A green forest
Shutterstock |

Keeping it real, what comes to your mind when Greenland is mentioned? Of course, sheets and sheets of endless white ice and icy winters.


What if you were told Greenland was once Green? For a place called 'Greenland', its is surprising to discover that it is filled with several icecaps. These led people to ask questions like, 'Was Greenland ever green?'


Hold on, scientists have gone into the works, and they discovered that at one time, Greenland was actually green. As recently as 416,000 years ago, Arctic islands were much greener than even some places in the world.


New research has challenged the long-held belief that Greenland's ice sheets have been in place for over 2.5 million years. These findings are expected to alter people's understanding of the region.


But Utah State University geoscientist Tammy Rittenour now has new opinions about the location due to their recent findings. Greenland's original size and structure had greens in it before a different kind of climate change came.


"We're discovering the ice sheet is much more sensitive to climate change than we previously thought. This is a foreboding wake-up call," Rittenour said. 


Apparently, previous climate change effects which happened in the location had caused the ice sheets there to melt down. This led scientists to believe that the ice sheets there might not be as formidable as previously thought.


"We had always assumed the ice sheet has remained about the same for nearly 2.5 million years. But our investigation indicates it melted enough to allow the growth of moss, shrubs and buzzing insects during an interglacial period called Marine Isotope Stage 11, between 424,000 to 374,000 years ago," Tammy Rittenour said. 

Greenland Ice Melting Behind Sea Level Increase 

According to Tammy Rittenour, the ice melting that happened in Greenland approximately 424,000 years ago contributed to the massive sea level increase that occurred then. Rittenour says that some of their model of research shows that the sea levels, as a result of the Greenland ice melting, reached levels up to 20 feet higher than today.


Ariel view of a Greenland town coated in snow
What Greenland looks like now (Visit Greenland)


"Some of our model scenarios suggest sea levels up to 20 feet higher than today. It was an unusually long period of warming with moderately elevated levels of carbon dioxide—CO2—in the atmosphere. What's alarming about this finding is today's CO2 levels are 1.5 times higher," she added. 


According to Rittenour, even if humans were to cease all activities that contribute to global warming today, the current condition of the earth could still result in the disintegration of Greenland's ice. This eventuality could cause perilous sea levels that would put human lives at risk.


"We'd still have inflated CO2 levels for hundreds, maybe even thousands, of years to come," she said. 

Greenland's Past Could Happen Again 

Tammy Rittenour warns that it is possible that the world will be back to what Greenland witnessed more than 424,000 years ago if global warming continues at its current rate. 

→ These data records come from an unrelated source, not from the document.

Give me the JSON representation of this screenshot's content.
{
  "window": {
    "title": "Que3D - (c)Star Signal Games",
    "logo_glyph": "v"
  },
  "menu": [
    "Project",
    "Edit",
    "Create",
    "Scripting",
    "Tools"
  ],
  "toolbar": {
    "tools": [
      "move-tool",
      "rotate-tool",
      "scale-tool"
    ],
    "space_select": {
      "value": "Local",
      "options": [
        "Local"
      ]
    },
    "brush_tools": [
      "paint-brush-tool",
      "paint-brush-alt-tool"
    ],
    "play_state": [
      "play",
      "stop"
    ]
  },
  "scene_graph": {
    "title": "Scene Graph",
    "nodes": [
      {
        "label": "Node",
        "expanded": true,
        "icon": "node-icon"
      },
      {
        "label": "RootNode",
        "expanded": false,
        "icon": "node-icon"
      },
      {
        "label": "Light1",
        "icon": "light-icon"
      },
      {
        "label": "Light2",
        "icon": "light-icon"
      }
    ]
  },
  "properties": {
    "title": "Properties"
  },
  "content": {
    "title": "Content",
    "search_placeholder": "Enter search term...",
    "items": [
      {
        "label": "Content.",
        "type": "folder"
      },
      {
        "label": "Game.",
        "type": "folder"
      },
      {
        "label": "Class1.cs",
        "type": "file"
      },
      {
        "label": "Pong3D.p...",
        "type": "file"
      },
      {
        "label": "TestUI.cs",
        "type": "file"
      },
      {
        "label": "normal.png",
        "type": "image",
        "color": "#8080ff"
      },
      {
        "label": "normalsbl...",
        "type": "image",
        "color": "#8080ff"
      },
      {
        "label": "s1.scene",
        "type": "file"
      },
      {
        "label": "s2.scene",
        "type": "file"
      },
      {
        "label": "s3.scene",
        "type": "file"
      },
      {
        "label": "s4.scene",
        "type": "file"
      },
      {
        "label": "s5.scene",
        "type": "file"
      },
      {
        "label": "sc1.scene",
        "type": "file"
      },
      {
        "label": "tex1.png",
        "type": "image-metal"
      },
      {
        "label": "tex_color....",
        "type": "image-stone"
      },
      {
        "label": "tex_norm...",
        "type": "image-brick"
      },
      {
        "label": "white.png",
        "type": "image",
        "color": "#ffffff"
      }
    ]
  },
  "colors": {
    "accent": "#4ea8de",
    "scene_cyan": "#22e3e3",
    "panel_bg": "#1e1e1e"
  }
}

"These once lost, Cold War relics from a top-secret nuclear military base carved within the ice are continuing to tell their secrets and forewarn us of the sensitivity of Earth's climate. If we can lose the far northwest portion of the Greenland ice sheet under natural conditions, then we're treading dangerous waters given current elevated greenhouse gas conditions," Tammy Rittenour said.